PROMPT ::
When a line in the entries below contains the word "discos", copy that line.

THE RECORDS ::
####################

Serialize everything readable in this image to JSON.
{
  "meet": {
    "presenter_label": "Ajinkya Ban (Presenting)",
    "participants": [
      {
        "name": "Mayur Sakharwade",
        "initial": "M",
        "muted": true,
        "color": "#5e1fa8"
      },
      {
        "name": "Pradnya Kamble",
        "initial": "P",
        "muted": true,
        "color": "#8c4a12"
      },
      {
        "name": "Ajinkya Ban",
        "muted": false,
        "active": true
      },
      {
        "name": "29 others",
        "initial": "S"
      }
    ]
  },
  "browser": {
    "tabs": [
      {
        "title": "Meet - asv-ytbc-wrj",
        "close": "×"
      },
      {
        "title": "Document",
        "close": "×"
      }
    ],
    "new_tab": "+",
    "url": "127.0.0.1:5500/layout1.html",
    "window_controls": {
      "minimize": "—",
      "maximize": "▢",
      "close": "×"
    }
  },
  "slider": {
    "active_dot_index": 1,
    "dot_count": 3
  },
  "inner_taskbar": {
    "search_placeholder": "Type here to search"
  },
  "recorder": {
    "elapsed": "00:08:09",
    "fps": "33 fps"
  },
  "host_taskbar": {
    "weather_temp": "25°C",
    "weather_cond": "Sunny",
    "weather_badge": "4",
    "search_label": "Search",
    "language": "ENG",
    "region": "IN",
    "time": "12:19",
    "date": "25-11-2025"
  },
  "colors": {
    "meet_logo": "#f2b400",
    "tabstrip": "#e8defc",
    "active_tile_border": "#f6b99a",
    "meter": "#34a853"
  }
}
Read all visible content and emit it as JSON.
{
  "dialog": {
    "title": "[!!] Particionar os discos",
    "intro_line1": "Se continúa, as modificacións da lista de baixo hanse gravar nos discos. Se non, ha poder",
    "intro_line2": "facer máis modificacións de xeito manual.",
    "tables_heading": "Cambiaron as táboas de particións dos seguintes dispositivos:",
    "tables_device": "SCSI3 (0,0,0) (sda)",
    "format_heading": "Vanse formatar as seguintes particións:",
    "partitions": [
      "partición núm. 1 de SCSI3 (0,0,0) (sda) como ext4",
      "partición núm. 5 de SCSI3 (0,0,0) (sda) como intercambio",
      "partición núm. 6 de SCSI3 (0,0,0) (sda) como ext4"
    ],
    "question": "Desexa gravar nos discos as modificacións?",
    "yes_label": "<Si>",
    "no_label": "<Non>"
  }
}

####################

RESPONSE BELOW ::
    "title": "[!!] Particionar os discos",
    "intro_line1": "Se continúa, as modificacións da lista de baixo hanse gravar nos discos. Se non, ha poder",
    "question": "Desexa gravar nos discos as modificacións?",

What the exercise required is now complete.